Jeffrey Hollender, a co-founder and former chief government of Seventh Generation, which makes “green” family and private care merchandise, stated Congress’s progress towards what can be essentially the most vital growth of the social security web for the reason that 1960s was testing the enterprise group’s said commitments to social change. He stated he was not stunned that the requires change weren’t standing up to the truth of paying for it.

“People say they’re for this new stakeholder economy, that they’re committed to sustainability,” stated Mr. Hollender, now the chief government of the liberal American Sustainable Business Council. “But at the same time, there is a system of incentives designed to maximize profits, and when those profits are threatened, businesses don’t like it.”

More mainline enterprise teams recoiled on the accusation. Mr. Bradley, of the Chamber of Commerce, agreed that elements of the Democratic imaginative and prescient mirrored the enterprise foyer’s longstanding needs. Accessible little one care is a excessive precedence, he stated, and addressing local weather change with investments in clear vitality is overdue.

“The administration was right to raise I.R.S. enforcement to close the tax gap,” he added. “We want a pro-growth tax code, but we want people to comply with that tax code.”

But he stated the way in which Democrats have been addressing these points — by swiftly lumping them into one voluminous $three.5 trillion measure to be handed by means of a fast-track course of referred to as reconciliation — assured opposition.

For occasion, enterprise teams had been working with lawmakers from each events to strive to create a paid household and medical go away program that will be paid for with a payroll tax, shared amongst companies, employees and the federal government. To fulfill Mr. Biden’s pledge not to elevate any taxes on individuals with incomes under $400,000, the payroll tax has disappeared, changed by a number of tax will increase on wealthy individuals and firms which might be now not linked to this system they’re to finance.

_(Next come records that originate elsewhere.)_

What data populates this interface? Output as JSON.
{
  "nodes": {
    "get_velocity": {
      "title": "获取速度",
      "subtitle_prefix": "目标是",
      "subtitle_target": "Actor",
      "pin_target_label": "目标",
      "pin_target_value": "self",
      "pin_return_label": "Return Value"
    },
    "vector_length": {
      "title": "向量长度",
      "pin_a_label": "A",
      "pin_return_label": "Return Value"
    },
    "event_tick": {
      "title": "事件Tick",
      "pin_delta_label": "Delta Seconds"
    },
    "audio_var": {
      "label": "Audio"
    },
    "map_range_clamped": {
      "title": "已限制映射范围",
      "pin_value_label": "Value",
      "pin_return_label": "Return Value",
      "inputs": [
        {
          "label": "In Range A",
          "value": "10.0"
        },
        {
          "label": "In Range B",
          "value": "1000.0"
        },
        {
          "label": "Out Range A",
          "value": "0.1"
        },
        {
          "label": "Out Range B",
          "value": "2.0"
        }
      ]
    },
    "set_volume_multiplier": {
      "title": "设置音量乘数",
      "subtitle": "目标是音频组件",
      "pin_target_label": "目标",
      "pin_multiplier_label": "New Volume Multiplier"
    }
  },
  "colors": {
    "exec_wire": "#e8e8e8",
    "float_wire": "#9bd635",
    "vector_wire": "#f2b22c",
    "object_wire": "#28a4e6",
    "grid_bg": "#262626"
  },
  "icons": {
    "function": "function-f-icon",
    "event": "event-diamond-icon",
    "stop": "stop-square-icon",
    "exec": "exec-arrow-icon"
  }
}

“Paid family leave, outside a reconciliation context, would require intense negotiations and trade-offs, but it wouldn’t be outside the realm of possibility that we could find a proposal that we could support,” Mr. Bradley stated. “Inside reconciliation, it’s only getting worse.”

The Business Roundtable, which represents the chief executives of the nation’s largest firms, expressed a comparable need. “There is strong bipartisan support for some of these policies, and we encourage Congress to take them up through that deliberative process, not via reconciliation,” the group stated in a assertion.

To many Democrats, that appears like an excuse, “a tactic to avoid having to pay,” Mr. Hollender stated. For most of the packages into consideration, like paid household go away, not too long ago championed by Ivanka Trump, former President Donald J. Trump’s older daughter, bipartisan negotiations have dragged on fruitlessly for many years. Now that legislative efforts are transferring ahead in earnest, supporters are dropping away.

Heather Boushey, a member of the White House Council of Economic Advisers, defended the broad-based strategy of addressing social coverage wants and paying for them with tax insurance policies usually devised to handle revenue inequality, not narrowly tailor-made as direct offsets to particular packages.

“This is a pro-growth agenda, based on the notion that when the middle class does well everyone does well,” she stated, “and one history will show is the right way to go.”